Many of these companies also donate to other large political organizations. Several of the companies disclosing donations to the dark money groups in 2020 and 2021—including ConocoPhillips, Phillips66, Southern Company, and CVS Health—are members of the U.S. Chamber of Commerce, one of the biggest dark money spenders in D.C. During the first year of the Biden administration, the business group organized a lobbying blitz to sink the Democrats’ Build Back Better agenda, warning of job loss if tax rates on large corporations were restored to pre-2017 levels.
The dark money groups have been increasingly used to funnel contributions over the past two election cycles. Contributions made by the four dark money groups to their super PAC affiliates rose by nearly one-fifth in the 2022 midterms compared with the previous cycle, sending more than $209 million to the outside spending groups aligned with congressional leaders.
However, voluntary disclosure of donations to political nonprofits by companies and trade associations remains spotty—these dark money groups have far more donors than those that are able to be identified through public information. One Nation, for example, reported in its 2020 tax filing that it had 187 anonymous donors during that reporting period, with one giving the group $33 million and another giving it $13.5 million. According to the 2022 CPA-Zicklin Index of Corporate Political Disclosure and Accountability, only 20% of the companies they examined fully disclose their donations to 501(c)(4) organizations. Additionally, 12% partially disclose these donations, and 17% have policies prohibiting themselves from donating to such groups.

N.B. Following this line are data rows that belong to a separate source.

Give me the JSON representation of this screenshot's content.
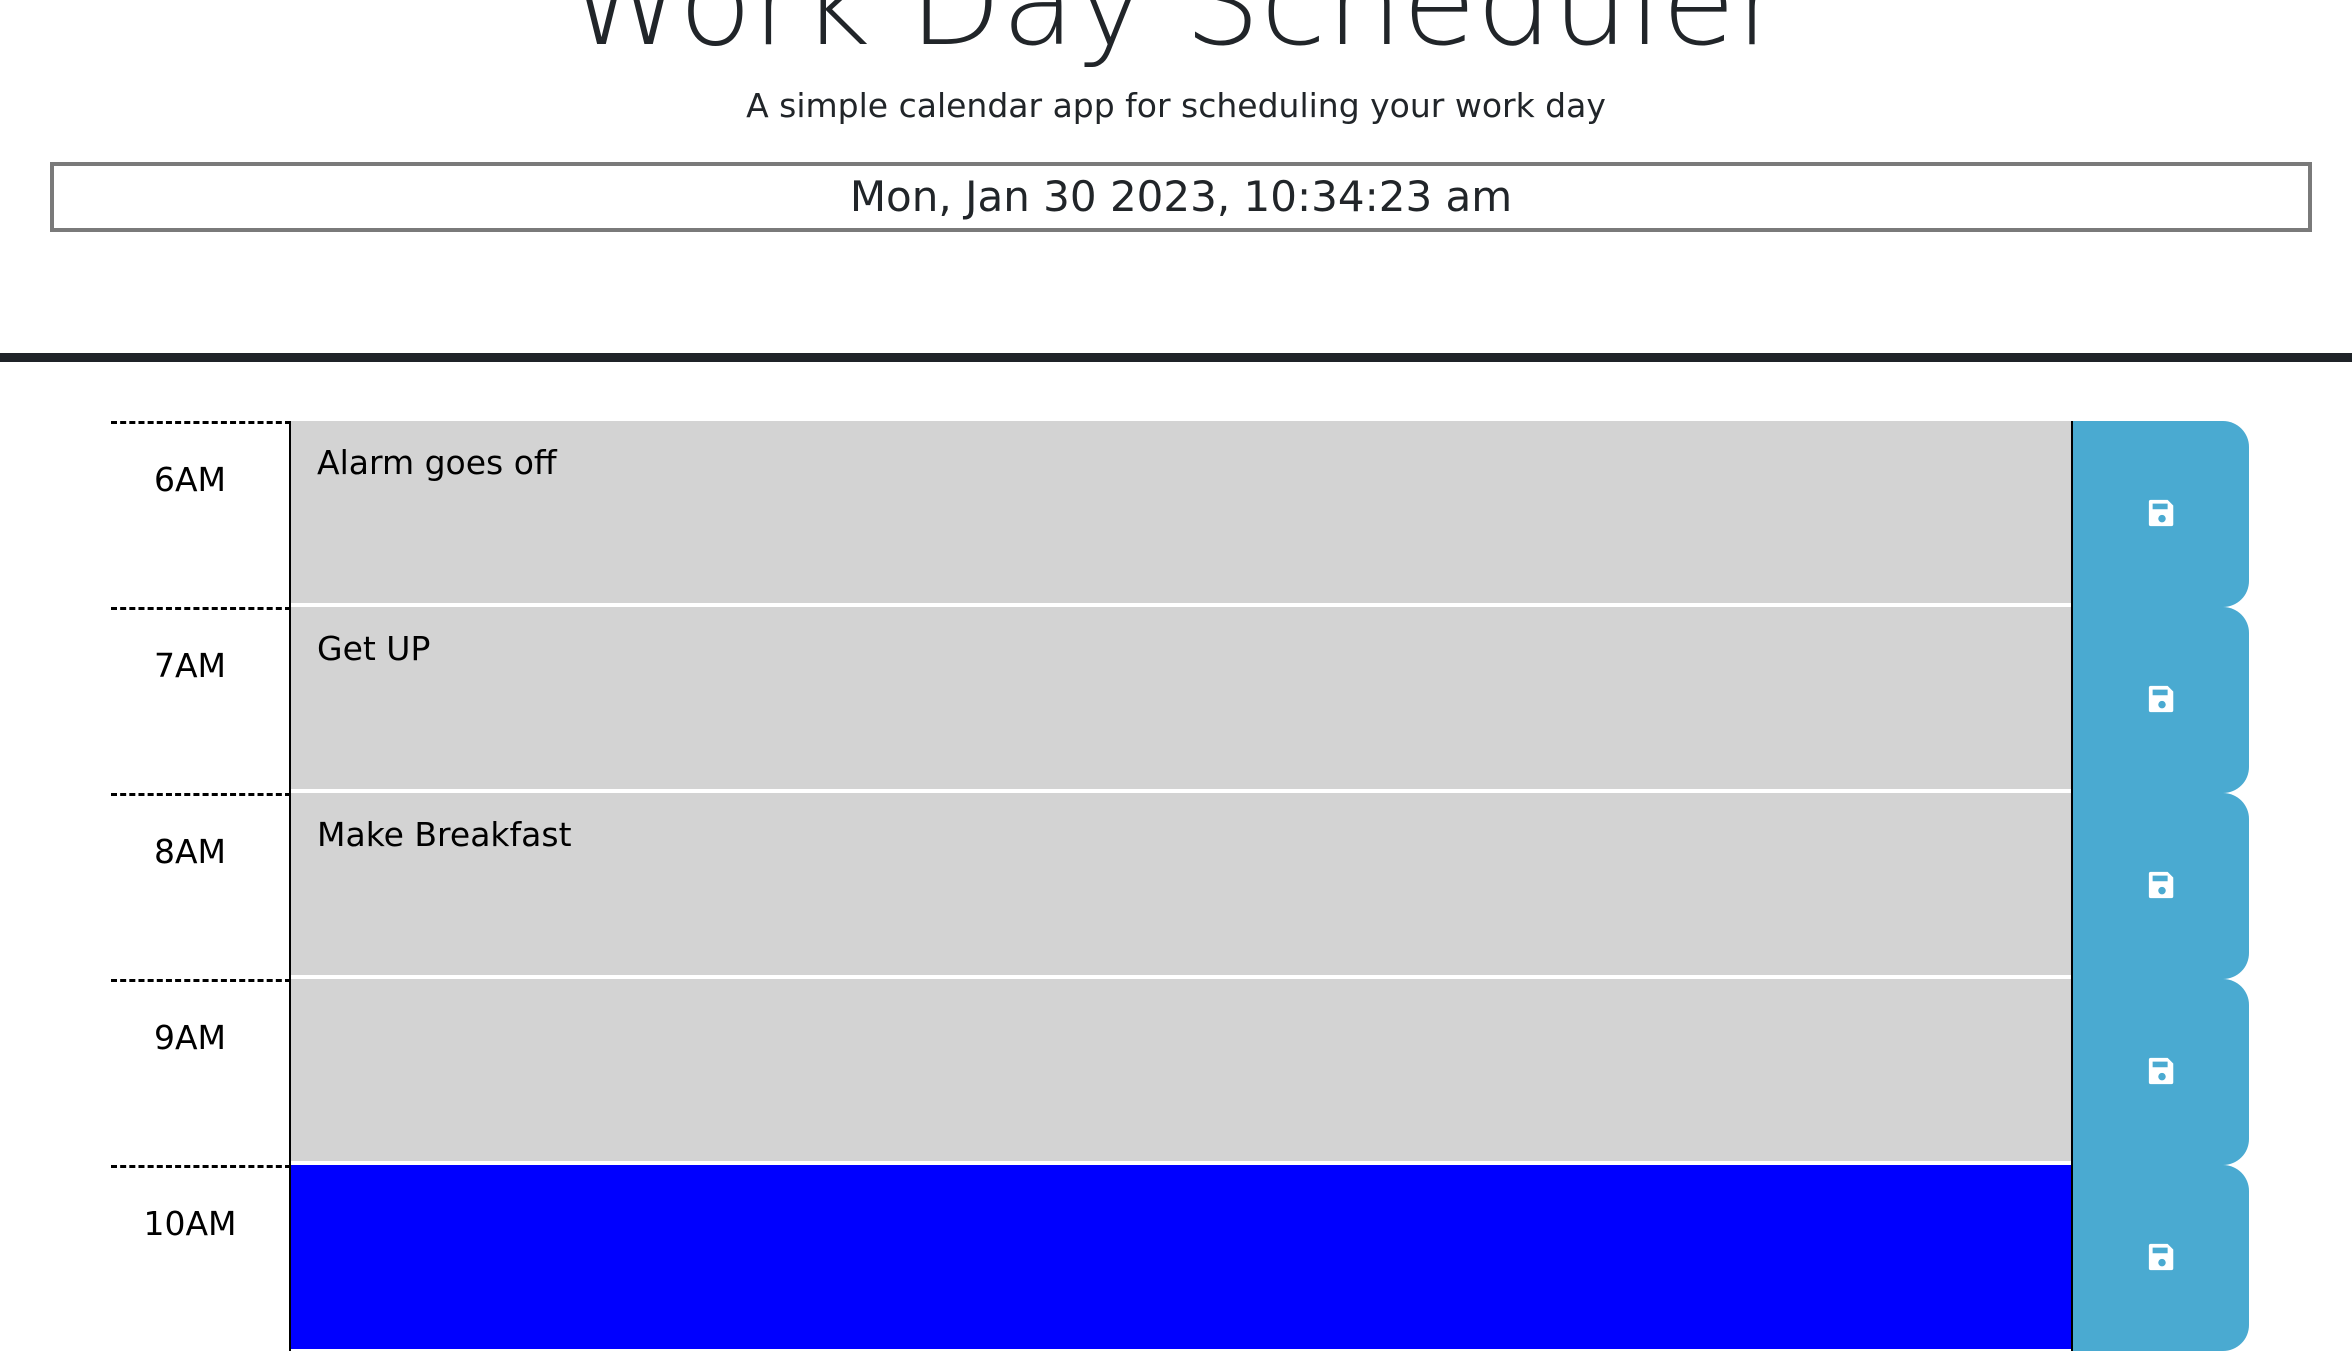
{
  "header": {
    "title": "Work Day Scheduler",
    "subtitle": "A simple calendar app for scheduling your work day",
    "current_datetime": "Mon, Jan 30 2023, 10:34:23 am"
  },
  "colors": {
    "past": "#d3d3d3",
    "present": "#0000ff",
    "save_button": "#4aaad1"
  },
  "rows": [
    {
      "hour": "6AM",
      "text": "Alarm goes off",
      "state": "past",
      "icon": "save-icon"
    },
    {
      "hour": "7AM",
      "text": "Get UP",
      "state": "past",
      "icon": "save-icon"
    },
    {
      "hour": "8AM",
      "text": "Make Breakfast",
      "state": "past",
      "icon": "save-icon"
    },
    {
      "hour": "9AM",
      "text": "",
      "state": "past",
      "icon": "save-icon"
    },
    {
      "hour": "10AM",
      "text": "",
      "state": "present",
      "icon": "save-icon"
    }
  ]
}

Corporate law firms are advising their clients that shareholders may push resolutions that would force them to disclose donations made to groups like AAN and House Majority Forward. For example, the law firm Covington & Burling published an alert earlier in February telling companies to “be wary of aggressive demands” from shareholders such as language in a model resolution from the Center for Political Accountability that calls on them to release information about their donations to 501(c)(4) social welfare groups. “These contributions are generally not required to be publicly disclosed by applicable laws, and companies may have valid economic reasons for keeping such spending private, including shielding from competitors issue areas in which they are engaged in policy advocacy,” Covington & Burling wrote in its alert.

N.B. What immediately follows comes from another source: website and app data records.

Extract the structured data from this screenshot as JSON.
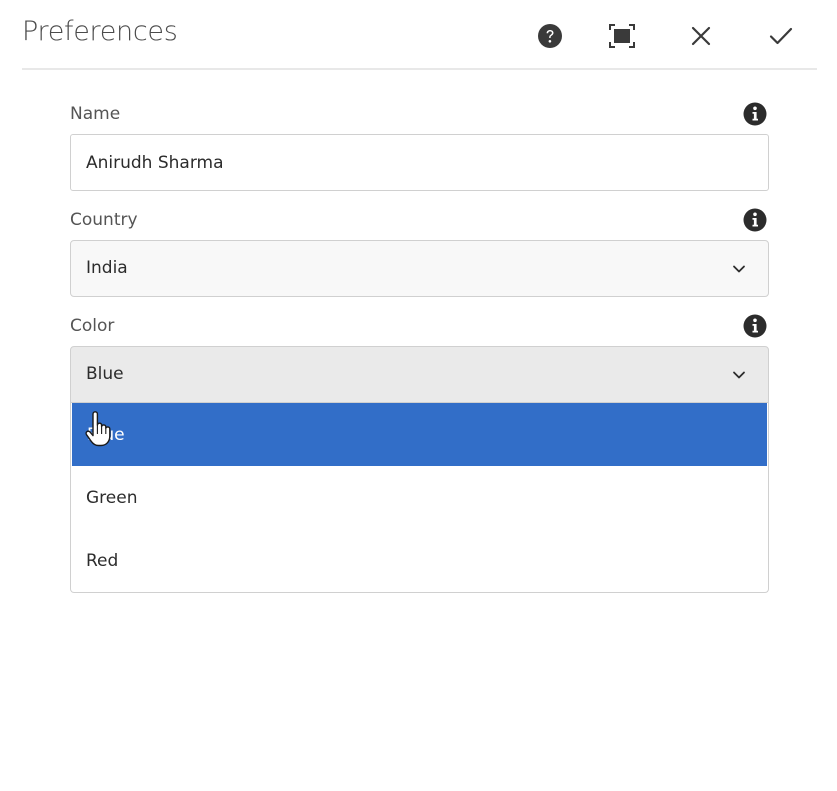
{
  "dialog": {
    "title": "Preferences",
    "actions": {
      "help_icon": "help-icon",
      "fullscreen_icon": "fullscreen-icon",
      "close_icon": "close-icon",
      "confirm_icon": "checkmark-icon"
    }
  },
  "fields": {
    "name": {
      "label": "Name",
      "value": "Anirudh Sharma",
      "info_icon": "info-icon"
    },
    "country": {
      "label": "Country",
      "value": "India",
      "info_icon": "info-icon"
    },
    "color": {
      "label": "Color",
      "value": "Blue",
      "info_icon": "info-icon",
      "expanded": true,
      "options": [
        "Blue",
        "Green",
        "Red"
      ],
      "selected_option": "Blue"
    }
  },
  "colors": {
    "selected_option_bg": "#326ec8",
    "header_text": "#4b4b4b",
    "icon_color": "#3a3a3a"
  }
}
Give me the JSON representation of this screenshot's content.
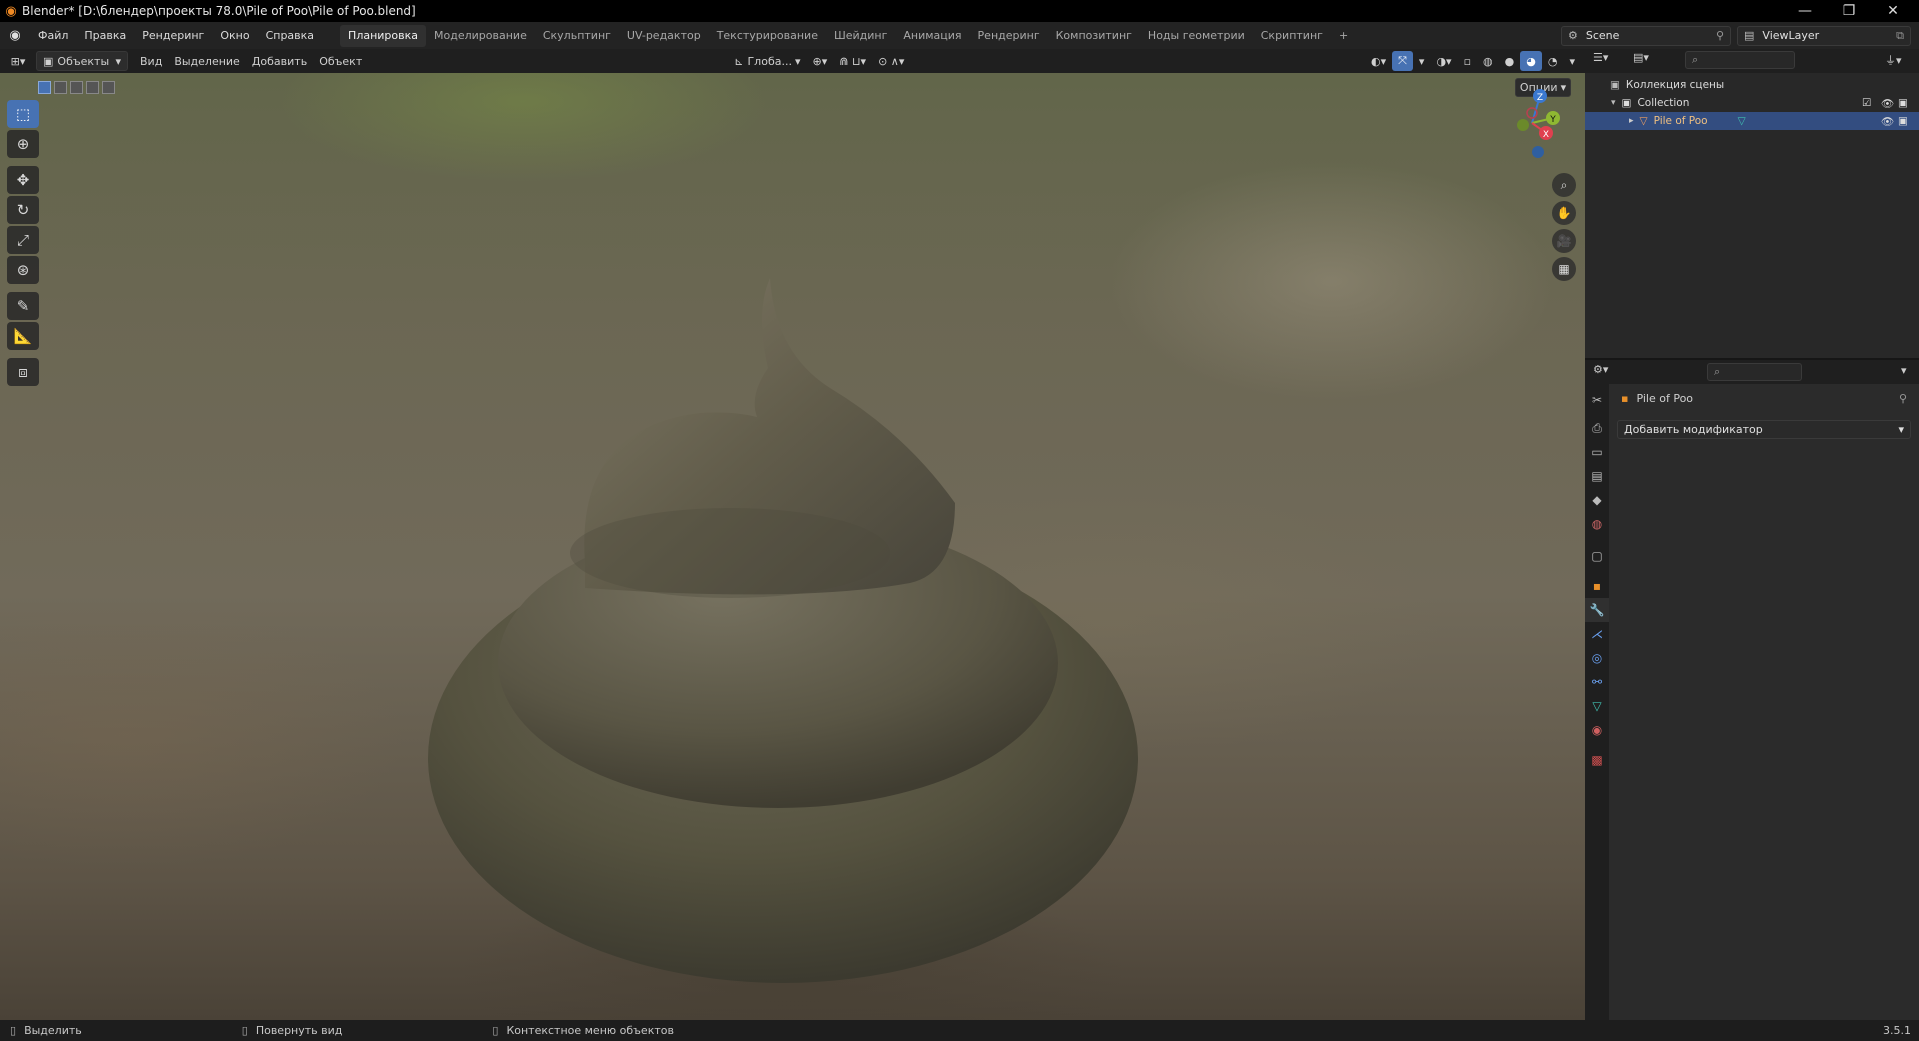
{
  "window": {
    "title": "Blender* [D:\\блендер\\проекты 78.0\\Pile of Poo\\Pile of Poo.blend]",
    "minimize": "—",
    "maximize": "❐",
    "close": "✕"
  },
  "menu": [
    "Файл",
    "Правка",
    "Рендеринг",
    "Окно",
    "Справка"
  ],
  "workspaces": {
    "active": "Планировка",
    "others": [
      "Моделирование",
      "Скульптинг",
      "UV-редактор",
      "Текстурирование",
      "Шейдинг",
      "Анимация",
      "Рендеринг",
      "Композитинг",
      "Ноды геометрии",
      "Скриптинг"
    ],
    "add": "+"
  },
  "scene": {
    "name": "Scene",
    "view_layer": "ViewLayer"
  },
  "viewport_header": {
    "mode": "Объекты",
    "menus": [
      "Вид",
      "Выделение",
      "Добавить",
      "Объект"
    ],
    "orientation": "Глоба...",
    "options": "Опции"
  },
  "navigation_gizmo": {
    "z": "Z",
    "y": "Y",
    "x": "X"
  },
  "outliner": {
    "root": "Коллекция сцены",
    "collection": "Collection",
    "object": "Pile of Poo"
  },
  "properties": {
    "object_name": "Pile of Poo",
    "add_modifier": "Добавить модификатор"
  },
  "statusbar": {
    "select": "Выделить",
    "rotate": "Повернуть вид",
    "context_menu": "Контекстное меню объектов",
    "version": "3.5.1"
  },
  "colors": {
    "accent": "#4772b3",
    "selected_row": "#334d80",
    "object_body": "#5d5a4a"
  },
  "icons": {
    "tools": [
      "select-box-icon",
      "cursor-icon",
      "move-icon",
      "rotate-icon",
      "scale-icon",
      "transform-icon",
      "annotate-icon",
      "measure-icon",
      "add-cube-icon"
    ],
    "view": [
      "zoom-icon",
      "hand-pan-icon",
      "camera-icon",
      "grid-ortho-icon"
    ]
  }
}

While shareholder activism has helped to paint a fuller picture of which companies are donating to these nonprofits, Congress could pass legislation that would go much further toward providing public transparency of these big political donors. Following the Supreme Court’s Citizens United decision in 2010, Democrats in the Senate and House have repeatedly proposed such legislation, entitled the Democracy Is Strengthened by Casting Light On Spending in Elections (DISCLOSE) Act, but they have never passed it out of Congress due to Republican opposition. If the bill were to become law, nonprofits that spend money on politics would have to publicly disclose information about their donors who have given them more than $10,000, with some exceptions such as amounts received in their ordinary course of business or when donors said in writing that their funds are not to be used for political spending purposes.

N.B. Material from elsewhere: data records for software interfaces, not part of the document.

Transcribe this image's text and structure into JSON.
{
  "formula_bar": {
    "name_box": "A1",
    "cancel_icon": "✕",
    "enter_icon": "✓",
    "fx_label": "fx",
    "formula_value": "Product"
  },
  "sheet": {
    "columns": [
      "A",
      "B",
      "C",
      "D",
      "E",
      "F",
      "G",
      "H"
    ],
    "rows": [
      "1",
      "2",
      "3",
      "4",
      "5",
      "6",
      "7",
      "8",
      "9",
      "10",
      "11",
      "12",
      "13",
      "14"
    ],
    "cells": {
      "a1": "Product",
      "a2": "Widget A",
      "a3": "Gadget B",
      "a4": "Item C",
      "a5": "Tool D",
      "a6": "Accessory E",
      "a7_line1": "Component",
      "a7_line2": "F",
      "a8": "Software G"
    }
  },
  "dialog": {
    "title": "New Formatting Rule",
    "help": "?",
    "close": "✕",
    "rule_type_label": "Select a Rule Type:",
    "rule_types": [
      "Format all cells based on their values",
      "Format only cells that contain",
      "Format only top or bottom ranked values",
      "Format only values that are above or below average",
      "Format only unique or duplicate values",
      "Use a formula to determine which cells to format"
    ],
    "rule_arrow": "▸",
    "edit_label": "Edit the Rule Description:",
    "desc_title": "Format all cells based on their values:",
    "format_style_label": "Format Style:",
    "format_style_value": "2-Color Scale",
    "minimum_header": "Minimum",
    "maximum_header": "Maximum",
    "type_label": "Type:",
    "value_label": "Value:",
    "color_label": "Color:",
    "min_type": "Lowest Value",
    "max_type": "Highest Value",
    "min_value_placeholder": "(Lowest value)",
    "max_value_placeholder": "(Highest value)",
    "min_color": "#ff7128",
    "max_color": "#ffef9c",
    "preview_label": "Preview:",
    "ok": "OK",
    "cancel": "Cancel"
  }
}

Until then, leadership in both parties have embraced rising amounts of dark money used for TV and online ads in electing their caucuses. In 2022, the omnibus government funding bill—typically considered “must-pass” legislation—included provisions that would bar the IRS from changing the classification rules for social welfare nonprofits that spend money on politics. The $1.5 trillion, 2,741-page omnibus funding bill also passed language preventing the Securities and Exchange Commission from finalizing a rule requiring corporations to publicly disclose more of their political and lobbying spending.